The Business, Energy, and Industrial Strategy Committee in the House of Commons said on June 10 that the UK government had refused to “commit to clear timeframes and substantive actions” in response to committee recommendations.
In a report entitled “Uyghur forced labour in Xinjiang and UK value chains,” which was published in March, the committee recommended strengthening the Modern Slavery Act 2015, enhancing the transparency and accessibility of modern slavery statements, and developing options for civil penalties in the event of non-compliance.
The committee expressed disappointment in the government for rejecting many of the report’s recommendations.
Nusrat Ghani, a Conservative MP who has been actively campaigning for Uyghur human rights, said the government’s response was “deeply disheartening.”
“Given the horrifying evidence of abuses, it beggars belief the government is dragging its feet in bringing forward the tough action needed to help to tackle the exploitation of forced labour in Xinjiang,” she said.
“The government’s response fails to provide reassurance to customers that they aren’t contributing to supply chains tainted by modern slavery and lets down British businesses who are trying to do the right thing and ensure their supply chains don’t profit from forced labour.”
Ghani urged the government to “think again, revisit the report’s recommendations, and give these serious matters the prominence they deserve.”
In response to the criticism, a government spokesperson told The Epoch Times in an emailed statement: “Evidence of the scale and the severity of the human rights violations being perpetrated in Xinjiang paints a truly harrowing picture, and the British government will not stand for forced labour, wherever it takes place.

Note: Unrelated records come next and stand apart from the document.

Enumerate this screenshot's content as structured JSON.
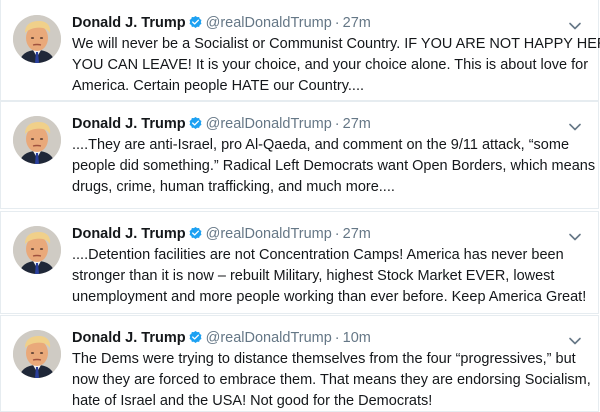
{
  "tweets": [
    {
      "name": "Donald J. Trump",
      "handle": "@realDonaldTrump",
      "separator": "·",
      "time": "27m",
      "lines": [
        "We will never be a Socialist or Communist Country. IF YOU ARE NOT HAPPY HERE,",
        "YOU CAN LEAVE! It is your choice, and your choice alone. This is about love for",
        "America. Certain people HATE our Country...."
      ]
    },
    {
      "name": "Donald J. Trump",
      "handle": "@realDonaldTrump",
      "separator": "·",
      "time": "27m",
      "lines": [
        "....They are anti-Israel, pro Al-Qaeda, and comment on the 9/11 attack, “some",
        "people did something.” Radical Left Democrats want Open Borders, which means",
        "drugs, crime, human trafficking, and much more...."
      ]
    },
    {
      "name": "Donald J. Trump",
      "handle": "@realDonaldTrump",
      "separator": "·",
      "time": "27m",
      "lines": [
        "....Detention facilities are not Concentration Camps! America has never been",
        "stronger than it is now – rebuilt Military, highest Stock Market EVER, lowest",
        "unemployment and more people working than ever before. Keep America Great!"
      ]
    },
    {
      "name": "Donald J. Trump",
      "handle": "@realDonaldTrump",
      "separator": "·",
      "time": "10m",
      "lines": [
        "The Dems were trying to distance themselves from the four “progressives,” but",
        "now they are forced to embrace them. That means they are endorsing Socialism,",
        "hate of Israel and the USA! Not good for the Democrats!"
      ]
    }
  ],
  "icons": {
    "avatar": "profile-photo",
    "verified": "verified-badge-icon",
    "menu": "chevron-down-icon"
  },
  "colors": {
    "text": "#14171a",
    "secondary": "#657786",
    "verified": "#1da1f2",
    "border": "#e6ecf0"
  }
}
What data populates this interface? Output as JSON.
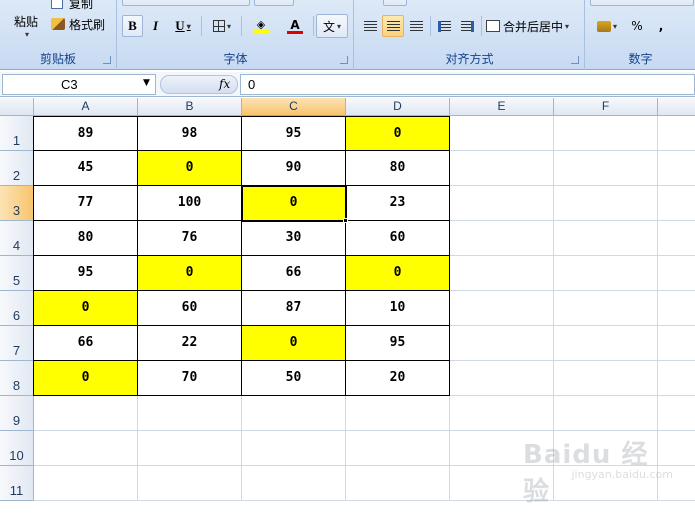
{
  "ribbon": {
    "clipboard": {
      "label": "剪贴板",
      "paste_label": "粘贴",
      "copy_label": "复制",
      "format_painter_label": "格式刷"
    },
    "font": {
      "label": "字体",
      "bold": "B",
      "italic": "I",
      "underline": "U",
      "font_color_glyph": "A",
      "phonetic_glyph": "文"
    },
    "alignment": {
      "label": "对齐方式",
      "merge_center_label": "合并后居中"
    },
    "number": {
      "label": "数字",
      "percent": "%",
      "comma": ","
    }
  },
  "formula_bar": {
    "name_box": "C3",
    "fx": "fx",
    "formula": "0"
  },
  "columns": [
    "A",
    "B",
    "C",
    "D",
    "E",
    "F"
  ],
  "rows": [
    "1",
    "2",
    "3",
    "4",
    "5",
    "6",
    "7",
    "8",
    "9",
    "10",
    "11"
  ],
  "selected": {
    "column": "C",
    "row": "3"
  },
  "table": [
    [
      "89",
      "98",
      "95",
      "0"
    ],
    [
      "45",
      "0",
      "90",
      "80"
    ],
    [
      "77",
      "100",
      "0",
      "23"
    ],
    [
      "80",
      "76",
      "30",
      "60"
    ],
    [
      "95",
      "0",
      "66",
      "0"
    ],
    [
      "0",
      "60",
      "87",
      "10"
    ],
    [
      "66",
      "22",
      "0",
      "95"
    ],
    [
      "0",
      "70",
      "50",
      "20"
    ]
  ],
  "highlight_color": "#ffff00",
  "watermark": {
    "brand": "Baidu 经验",
    "url": "jingyan.baidu.com"
  }
}
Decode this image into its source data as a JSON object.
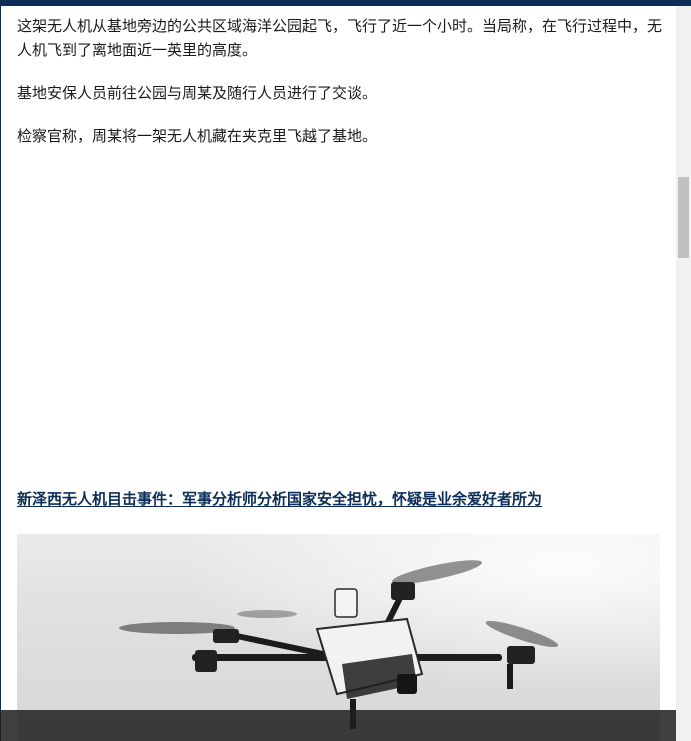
{
  "article": {
    "paragraphs": [
      "这架无人机从基地旁边的公共区域海洋公园起飞，飞行了近一个小时。当局称，在飞行过程中，无人机飞到了离地面近一英里的高度。",
      "基地安保人员前往公园与周某及随行人员进行了交谈。",
      "检察官称，周某将一架无人机藏在夹克里飞越了基地。"
    ],
    "related_link": "新泽西无人机目击事件：军事分析师分析国家安全担忧，怀疑是业余爱好者所为"
  },
  "photo": {
    "subject": "drone-photo"
  },
  "colors": {
    "brand": "#0c2d57",
    "text": "#1a1a1a"
  }
}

“In January, we announced a robust package of measures to ensure no UK organisations are complicit in the serious human rights violations being perpetrated against the Uyghurs and other minorities in Xinjiang, and we are taking forward proposals to strengthen the law in this area.”
Britain announced sanctions on March 22 in coordination with the European Union, Canada, and the United States against Chinese officials over the alleged human rights abuses of Uyghur Muslims.
In response, the Chinese regime imposed sanctions on British individuals and entities it said “maliciously spread lies and disinformation” about Xinjiang.
The UK Parliament unanimously passed a non-binding motion on April 22 declaring that Uyghur Muslims and other ethnic and religious minorities in Xinjiang are suffering crimes against humanity and genocide, and called on the UK government to use international law to bring it to an end.
Lily Zhou contributed to this report.